Writing: 4.5 Plot: 5 Characters: 5
World building: 5+
“The student wouldn’t stop doing her homework, and it was going to kill her” – a great first line in the best SF book I’ve read this decade!
In 2144, Property is king, bots run the gamut from carpet cleaners to fully conscious beings capable of love, people and bots are subject to indenture laws, and bio technology can keep you alive and young if you can afford it. Enter Judith “Jack” Chen, an IP pirate who has always dreamed of doing “Good Science”. She reverse engineers drugs from Big Pharma in order to finance giving anti-vitals and gene therapy to those in need. Unfortunately, her last money-maker, though correctly reproduced, is killing people and now the International Property Coalition is after her and they have a license to pursue using any means at hand.
That’s the story line, but the novel is so much more. The two agents sent after Jack are a human (Eliasz) and an advanced military bot (Paladin) with an embedded human brain. Throughout the chase, as Jack tries to engineer a fix and Eliasz and Paladin try to follow her tracks, we are plunged into a fabulous and yet utterly plausible world of the future.

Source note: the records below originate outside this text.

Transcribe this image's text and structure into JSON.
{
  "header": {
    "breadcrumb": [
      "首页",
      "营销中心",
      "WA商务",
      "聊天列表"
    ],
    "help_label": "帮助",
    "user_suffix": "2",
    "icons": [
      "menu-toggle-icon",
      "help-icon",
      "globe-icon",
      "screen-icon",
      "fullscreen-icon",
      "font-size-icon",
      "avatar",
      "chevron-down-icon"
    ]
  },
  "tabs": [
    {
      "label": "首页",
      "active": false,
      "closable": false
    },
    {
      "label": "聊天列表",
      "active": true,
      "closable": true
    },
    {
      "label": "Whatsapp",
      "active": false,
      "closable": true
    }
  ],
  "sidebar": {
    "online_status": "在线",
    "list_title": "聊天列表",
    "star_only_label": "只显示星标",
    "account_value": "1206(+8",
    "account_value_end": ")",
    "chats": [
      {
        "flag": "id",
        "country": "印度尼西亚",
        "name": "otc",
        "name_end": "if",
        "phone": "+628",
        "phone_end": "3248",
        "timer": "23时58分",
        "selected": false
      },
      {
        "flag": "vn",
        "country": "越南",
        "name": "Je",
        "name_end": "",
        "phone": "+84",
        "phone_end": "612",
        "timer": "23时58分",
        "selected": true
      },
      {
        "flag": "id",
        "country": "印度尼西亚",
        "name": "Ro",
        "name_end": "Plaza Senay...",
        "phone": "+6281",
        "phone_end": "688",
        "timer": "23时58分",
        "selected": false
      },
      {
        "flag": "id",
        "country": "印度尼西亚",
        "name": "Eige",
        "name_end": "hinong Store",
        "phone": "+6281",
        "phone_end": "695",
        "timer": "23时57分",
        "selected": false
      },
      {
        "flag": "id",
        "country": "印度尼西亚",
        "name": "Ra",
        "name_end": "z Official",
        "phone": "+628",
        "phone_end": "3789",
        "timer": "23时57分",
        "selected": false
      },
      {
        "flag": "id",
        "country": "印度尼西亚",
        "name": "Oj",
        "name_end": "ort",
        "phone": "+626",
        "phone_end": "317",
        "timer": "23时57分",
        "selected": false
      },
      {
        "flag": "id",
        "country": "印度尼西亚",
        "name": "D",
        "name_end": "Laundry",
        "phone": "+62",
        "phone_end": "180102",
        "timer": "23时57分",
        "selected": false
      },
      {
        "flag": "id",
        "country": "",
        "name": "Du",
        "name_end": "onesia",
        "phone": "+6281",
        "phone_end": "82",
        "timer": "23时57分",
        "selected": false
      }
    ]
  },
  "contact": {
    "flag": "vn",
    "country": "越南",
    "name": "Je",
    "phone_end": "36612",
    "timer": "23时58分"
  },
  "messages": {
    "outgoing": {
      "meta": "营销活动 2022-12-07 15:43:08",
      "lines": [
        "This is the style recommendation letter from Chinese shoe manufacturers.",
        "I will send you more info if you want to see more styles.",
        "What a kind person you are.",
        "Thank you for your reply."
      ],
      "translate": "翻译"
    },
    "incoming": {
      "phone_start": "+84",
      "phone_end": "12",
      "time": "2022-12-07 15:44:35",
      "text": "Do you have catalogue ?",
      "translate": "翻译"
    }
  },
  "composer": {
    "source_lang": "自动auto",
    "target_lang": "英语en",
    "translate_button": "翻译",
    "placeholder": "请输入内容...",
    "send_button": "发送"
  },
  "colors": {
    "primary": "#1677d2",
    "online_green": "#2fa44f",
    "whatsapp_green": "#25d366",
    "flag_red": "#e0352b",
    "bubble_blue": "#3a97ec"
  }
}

Gender issues, love between different kinds of beings, what it means to be conscious, to have privacy, to be autonomous – these are issues that are explored in depth using the context of a society that has developed AI based beings and legislation to both protect and yet somehow further enslave them. I love when Paladin explores what actions stem from her programming and what from her conscious decision – so applicable to humans as well!
Newitz’ writing flows with such clear descriptions of the physical and networked environment that you slip into the world with no effort, learning a whole new language without struggle. Her characters feel real – each has complex motivations and desires, and each is trying to both survive and do something important in the world into which they have been born. They don’t easily fall into the typical “good guys” and “bad guys” so prevalent in most SF works.
Neal Stephenson says “Autonomous is to biotech and AI what Neuromancer was to the Internet” and I have to say I agree with him. There are plenty of analogies to our social issues but with the extrapolation to a future populated by bots at various levels of consciousness – it’s very hard not to give everything away I’ll stop here and just say – go buy now!